Beyond his years of higher education and the wisdom garnered from NASCAR peers, Bugarewicz said the principles ingrained in him by his parents and grandparents have had the greatest impact on his life.

Becoming the crew chief for a future NASCAR Hall of Famer is a daunting task. To do it as a rookie crew chief in that driver’s final NASCAR season added another degree of difficulty. A preseason injury to the first-ballot Hall of Famer made the endeavor even more challenging, as interim drivers were needed for the season’s first eight races.

Bugarewicz persevered and found solutions. The work ethic and determination honed in his Pennsylvania upbringing prepared him for all of the above when just days before the start of the 2016 season, Stewart sustained a back injury in an all-terrain vehicle accident. A burst fracture of the L1 vertebra kept Stewart out of what would have been his final Daytona 500 and the ensuing seven races. In his place during this period were Brian Vickers and Ty Dillon, who split time in the No. 14 machine until Stewart’s return April 24 at Richmond (Va.) International Raceway.

Bugarewicz deftly managed the situation and upon getting Stewart back behind the wheel of the No. 14, helped the three-time NASCAR Cup Series champion earn five top-five and eight top-10 finishes, one of which was a win at Sonoma thanks to some sharp pit strategy by Bugarewicz and tenacious driving by Stewart.
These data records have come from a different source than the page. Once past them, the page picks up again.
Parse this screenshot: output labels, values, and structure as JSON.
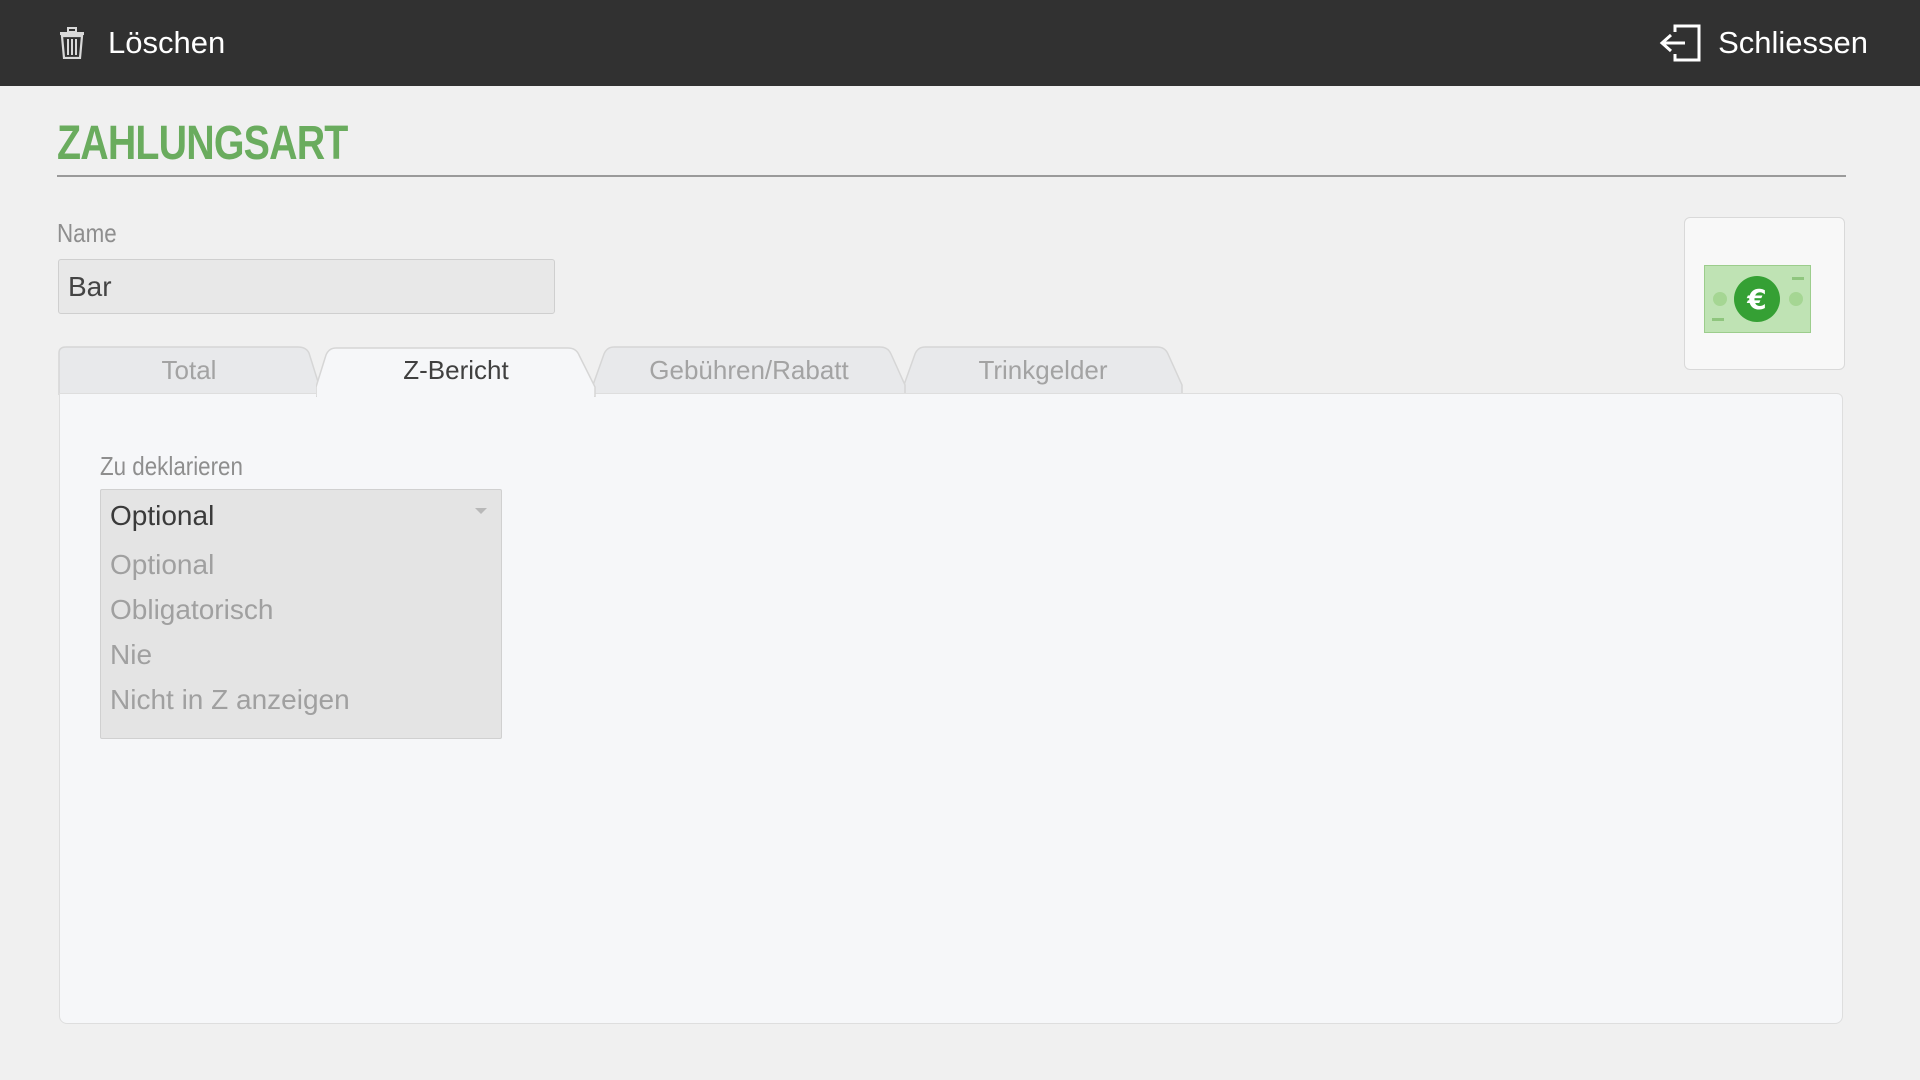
{
  "toolbar": {
    "delete_label": "Löschen",
    "delete_icon": "trash-icon",
    "close_label": "Schliessen",
    "close_icon": "exit-icon"
  },
  "page": {
    "title": "Zahlungsart"
  },
  "form": {
    "name_label": "Name",
    "name_value": "Bar",
    "image_icon": "euro-banknote-icon"
  },
  "tabs": [
    {
      "label": "Total",
      "active": false
    },
    {
      "label": "Z-Bericht",
      "active": true
    },
    {
      "label": "Gebühren/Rabatt",
      "active": false
    },
    {
      "label": "Trinkgelder",
      "active": false
    }
  ],
  "zbericht": {
    "declare_label": "Zu deklarieren",
    "selected": "Optional",
    "options": [
      "Optional",
      "Obligatorisch",
      "Nie",
      "Nicht in Z anzeigen"
    ]
  },
  "colors": {
    "topbar": "#313131",
    "accent_green": "#6aac5e",
    "background": "#f0f0f0"
  }
}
It was the 49th and final victory of Stewart’s illustrious NASCAR career and it propelled Stewart into the NASCAR Playoffs where he finished 15th, just 11 points shy of advancing to the Round of 12.

Bugarewicz, who was the only rookie crew chief in the 2016 playoffs, turned his attention to Bowyer in 2017, whose eight career victories and second-place finish in the 2012 playoffs serve as a testament to his driving abilities. In their first year together, Bugarewicz and Bowyer scored three second-place finishes along with six top-fives and 13 top-10s.

“Clint Bowyer is highly motivated,” Bugarewicz said. “It wasn’t that long ago he was battling for a championship. I know with SHR equipment, Ford and our No. 14 crew, we’ll give him the tools to show how good he can be.”

When those expectations are realized, the television announcers who provided the motivation to send a certain Pennsylvanian to North Carolina in search of a NASCAR career will likely spend a great deal of their time talking about the resurgent Bowyer and his third-year crew chief Mike Bugarewicz.